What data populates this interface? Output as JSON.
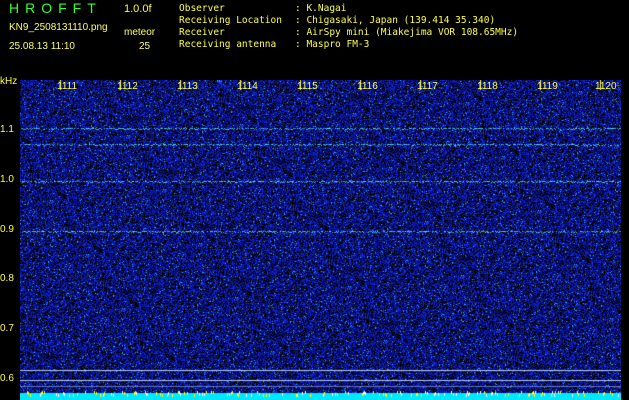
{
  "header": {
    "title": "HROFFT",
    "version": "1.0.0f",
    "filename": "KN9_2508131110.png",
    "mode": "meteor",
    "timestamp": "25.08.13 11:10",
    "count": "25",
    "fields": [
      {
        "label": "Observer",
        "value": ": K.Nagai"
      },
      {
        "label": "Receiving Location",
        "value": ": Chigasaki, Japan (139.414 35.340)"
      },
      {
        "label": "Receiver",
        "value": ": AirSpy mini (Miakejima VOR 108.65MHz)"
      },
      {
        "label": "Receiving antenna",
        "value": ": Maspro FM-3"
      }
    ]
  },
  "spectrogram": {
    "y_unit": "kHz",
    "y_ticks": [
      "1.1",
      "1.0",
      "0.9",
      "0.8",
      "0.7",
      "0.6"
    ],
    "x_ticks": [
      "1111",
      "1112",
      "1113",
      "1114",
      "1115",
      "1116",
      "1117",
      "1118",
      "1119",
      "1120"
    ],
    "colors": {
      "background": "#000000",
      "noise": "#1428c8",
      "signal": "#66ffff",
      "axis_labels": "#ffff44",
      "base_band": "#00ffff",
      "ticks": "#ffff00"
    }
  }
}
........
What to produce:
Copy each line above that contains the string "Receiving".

Answer to this problem:
        "label": "Receiving Location",
        "label": "Receiving antenna",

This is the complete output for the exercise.